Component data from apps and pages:
——

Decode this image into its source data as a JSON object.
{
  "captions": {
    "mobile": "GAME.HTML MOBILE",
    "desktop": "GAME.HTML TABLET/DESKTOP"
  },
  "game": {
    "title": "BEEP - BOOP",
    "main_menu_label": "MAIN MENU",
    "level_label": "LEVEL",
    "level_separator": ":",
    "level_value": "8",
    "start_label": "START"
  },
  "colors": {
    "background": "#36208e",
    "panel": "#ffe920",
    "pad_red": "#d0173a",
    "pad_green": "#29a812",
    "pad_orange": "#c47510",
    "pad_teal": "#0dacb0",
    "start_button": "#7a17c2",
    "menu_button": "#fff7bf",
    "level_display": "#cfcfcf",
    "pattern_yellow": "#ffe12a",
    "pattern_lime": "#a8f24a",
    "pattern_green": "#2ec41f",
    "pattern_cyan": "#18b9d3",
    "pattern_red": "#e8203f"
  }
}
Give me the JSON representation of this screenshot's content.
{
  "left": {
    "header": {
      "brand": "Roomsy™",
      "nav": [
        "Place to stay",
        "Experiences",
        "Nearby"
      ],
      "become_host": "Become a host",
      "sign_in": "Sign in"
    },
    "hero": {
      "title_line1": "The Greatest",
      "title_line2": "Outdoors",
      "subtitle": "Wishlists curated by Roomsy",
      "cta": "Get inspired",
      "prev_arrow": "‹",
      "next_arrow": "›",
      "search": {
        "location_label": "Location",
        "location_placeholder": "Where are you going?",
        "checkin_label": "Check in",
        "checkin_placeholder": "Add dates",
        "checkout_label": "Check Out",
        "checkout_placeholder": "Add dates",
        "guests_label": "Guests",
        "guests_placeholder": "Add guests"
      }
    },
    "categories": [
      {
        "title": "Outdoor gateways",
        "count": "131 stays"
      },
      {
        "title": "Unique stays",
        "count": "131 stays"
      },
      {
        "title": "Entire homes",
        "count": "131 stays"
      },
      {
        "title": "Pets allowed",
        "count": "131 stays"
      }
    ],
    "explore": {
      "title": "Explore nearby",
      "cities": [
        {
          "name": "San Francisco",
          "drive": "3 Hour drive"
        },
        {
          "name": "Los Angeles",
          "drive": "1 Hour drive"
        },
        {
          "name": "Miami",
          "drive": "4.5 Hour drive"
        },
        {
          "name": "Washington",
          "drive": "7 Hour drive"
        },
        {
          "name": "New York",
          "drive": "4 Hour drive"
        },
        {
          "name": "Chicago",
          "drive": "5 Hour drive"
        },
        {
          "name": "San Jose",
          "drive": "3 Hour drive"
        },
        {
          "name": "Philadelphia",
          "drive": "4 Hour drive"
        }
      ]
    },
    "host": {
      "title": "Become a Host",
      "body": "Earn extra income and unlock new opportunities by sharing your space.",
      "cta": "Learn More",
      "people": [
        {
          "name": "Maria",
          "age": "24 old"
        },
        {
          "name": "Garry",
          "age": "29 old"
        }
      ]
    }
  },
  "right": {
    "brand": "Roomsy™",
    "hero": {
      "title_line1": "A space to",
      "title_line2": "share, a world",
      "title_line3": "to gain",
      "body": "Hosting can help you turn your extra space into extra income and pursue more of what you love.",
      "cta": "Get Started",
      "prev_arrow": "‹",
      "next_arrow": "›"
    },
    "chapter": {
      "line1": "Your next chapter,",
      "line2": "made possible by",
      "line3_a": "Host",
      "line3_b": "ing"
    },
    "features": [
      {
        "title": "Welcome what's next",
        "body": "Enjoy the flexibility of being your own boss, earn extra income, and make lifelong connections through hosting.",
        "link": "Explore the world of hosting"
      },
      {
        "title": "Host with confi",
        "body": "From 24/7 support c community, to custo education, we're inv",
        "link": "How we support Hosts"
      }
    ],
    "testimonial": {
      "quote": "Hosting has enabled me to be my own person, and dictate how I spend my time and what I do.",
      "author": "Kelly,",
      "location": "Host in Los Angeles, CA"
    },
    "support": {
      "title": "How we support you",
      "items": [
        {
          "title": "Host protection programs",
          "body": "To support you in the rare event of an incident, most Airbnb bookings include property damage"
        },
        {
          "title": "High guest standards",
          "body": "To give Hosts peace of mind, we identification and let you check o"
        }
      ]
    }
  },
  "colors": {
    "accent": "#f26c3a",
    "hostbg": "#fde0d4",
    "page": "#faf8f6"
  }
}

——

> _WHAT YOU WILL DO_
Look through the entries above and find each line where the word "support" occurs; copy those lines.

> _SOLUTION TO THIS EXERCISE_
        "body": "From 24/7 support c community, to custo education, we're inv",
        "link": "How we support Hosts"
    "support": {
      "title": "How we support you",
          "body": "To support you in the rare event of an incident, most Airbnb bookings include property damage"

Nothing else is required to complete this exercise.